Best book on Christian apologetics I've read-- with a story! Apr 19, 1998
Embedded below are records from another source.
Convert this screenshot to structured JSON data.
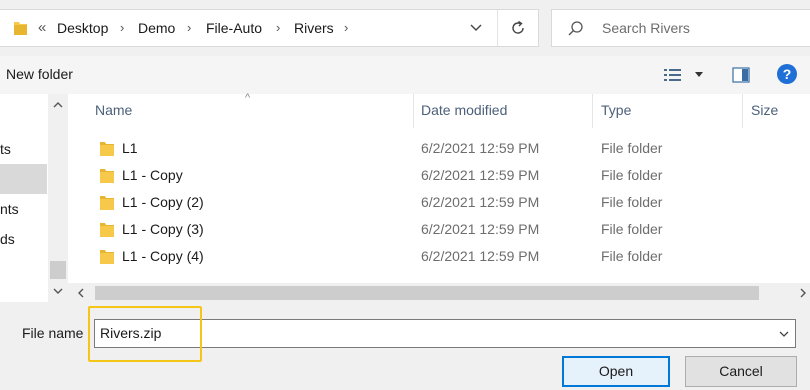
{
  "address": {
    "overflow": "«",
    "crumbs": [
      "Desktop",
      "Demo",
      "File-Auto",
      "Rivers"
    ]
  },
  "search": {
    "placeholder": "Search Rivers"
  },
  "toolbar": {
    "new_folder": "New folder",
    "help": "?"
  },
  "nav": {
    "items": [
      "ts",
      "nts",
      "ds"
    ]
  },
  "columns": [
    "Name",
    "Date modified",
    "Type",
    "Size"
  ],
  "files": [
    {
      "name": "L1",
      "date": "6/2/2021 12:59 PM",
      "type": "File folder"
    },
    {
      "name": "L1 - Copy",
      "date": "6/2/2021 12:59 PM",
      "type": "File folder"
    },
    {
      "name": "L1 - Copy (2)",
      "date": "6/2/2021 12:59 PM",
      "type": "File folder"
    },
    {
      "name": "L1 - Copy (3)",
      "date": "6/2/2021 12:59 PM",
      "type": "File folder"
    },
    {
      "name": "L1 - Copy (4)",
      "date": "6/2/2021 12:59 PM",
      "type": "File folder"
    }
  ],
  "filename": {
    "label": "File name",
    "value": "Rivers.zip"
  },
  "buttons": {
    "open": "Open",
    "cancel": "Cancel"
  },
  "colors": {
    "folder": "#f6c94a",
    "accent": "#0078d7",
    "highlight": "#f5c518"
  }
}
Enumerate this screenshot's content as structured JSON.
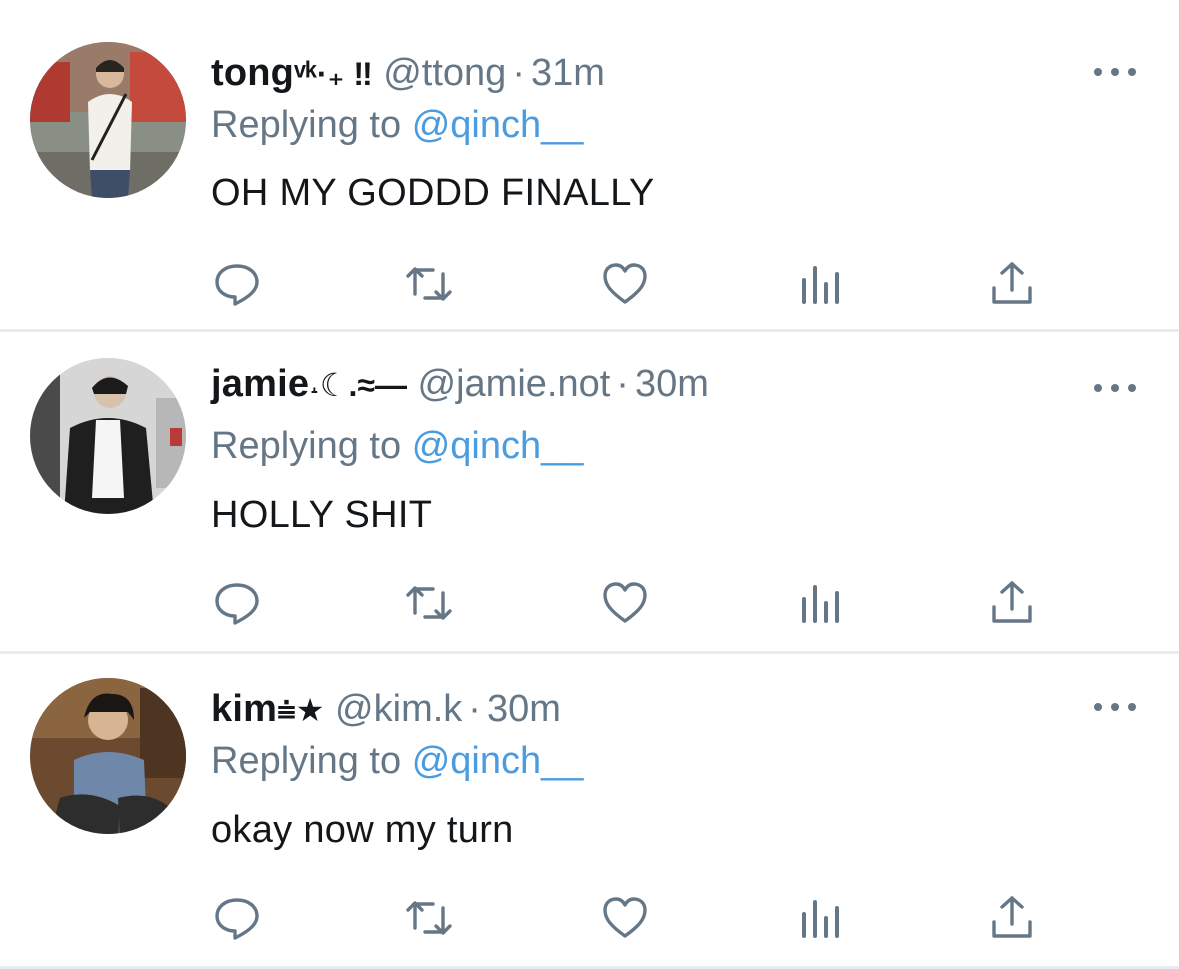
{
  "tweets": [
    {
      "display_name": "tong",
      "name_decoration": "ᵛᵏ·₊ ‼",
      "handle": "@ttong",
      "time": "31m",
      "replying_prefix": "Replying to",
      "replying_to": "@qinch__",
      "text": "OH MY GODDD FINALLY"
    },
    {
      "display_name": "jamie",
      "name_decoration": "˔☾.≈—",
      "handle": "@jamie.not",
      "time": "30m",
      "replying_prefix": "Replying to",
      "replying_to": "@qinch__",
      "text": "HOLLY SHIT"
    },
    {
      "display_name": "kim",
      "name_decoration": "⩧★",
      "handle": "@kim.k",
      "time": "30m",
      "replying_prefix": "Replying to",
      "replying_to": "@qinch__",
      "text": "okay now my turn"
    }
  ],
  "separator": "·",
  "icons": {
    "reply": "reply-icon",
    "retweet": "retweet-icon",
    "like": "heart-icon",
    "analytics": "analytics-icon",
    "share": "share-icon",
    "more": "more-dots-icon"
  },
  "colors": {
    "text": "#14171a",
    "secondary": "#657786",
    "link": "#4a9be0",
    "divider": "#e6ecf0"
  }
}
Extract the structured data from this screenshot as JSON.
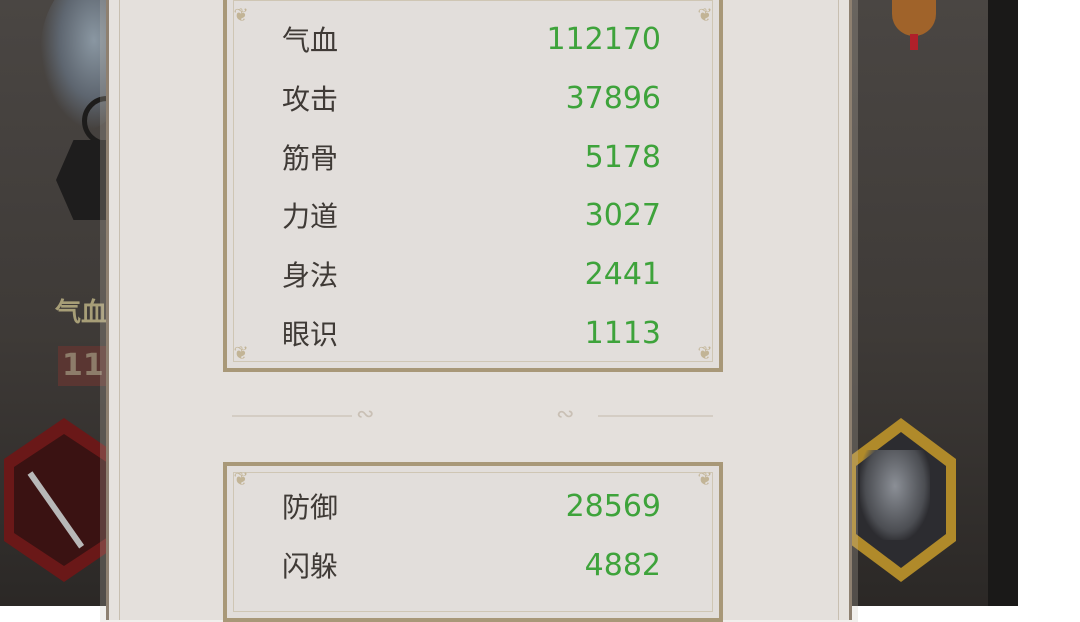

The book reads like an Agatha Christie mystery book. It was so engrossing, I could not put it down-- it is interesting because it involves real people --the author's description of his own life-story and struggle from agnosticism to a clearer understanding of the mysteries of faith. What makes the book interesting is that the author weaves a presentation using sometimes seemingly disjointed pieces of knowledge into an integrated view of a point which sheds light on a mystery of the Christian faith. The book was written in the 1920's and re-issued again in 1994. It is most entertaining because it describes the struggle of an individual with the articles of faith. It is a book that will satisfy both the orthodox for the clarity (certainty) of the arguments, and the liberal mind because it is non-judgmental -- an extraordinary feat! In addition, the book is interesting because it provides the reader with a view of some key issues of doctrine and faith Christians were struggling with at the end of last century and the beginning of this one. It certainly helped me gain an appreciation for the struggles mainland Protestant churches, as well as the Catholic Church is currently experiencing with their congregation and clergy. The author organizes the chapters by postulating individual difficulties of faith he faced, and then proceeds to show how he resolved some of the conundrums. He gave excellent references to support his arguments. The English prose is superb; the logic used to tackle the difficulties posed is impeccable; the arguments, tight. After reading the book I could understand why Christianity has survived two thousand years. When all the arguments fall in place like weaving a complex tapestry, one can appreciate that while certain truths are not self evident, those seeking it with persistence and an open mind, will eventually find it. I would recommend this book to anyone who is seriously interested in understanding the tenets of the Christian faith, or want to understand why Christians believe what they believe. The book is engrossing.
One of the 1st apologetics books I read. Compelling. Jan 19, 1998
I found this book in a rummage sale of books and recommended that TAN reprint it. It was very good and one of the first conversion stories I'd ever read. Some of it was over my head at the time but he covered many of the concerns of contemporary converts very well. The truth is its own reward. I recommend it to anyone but remember that it was originally written early in this century, so it is from a different time and perspective on religion in America.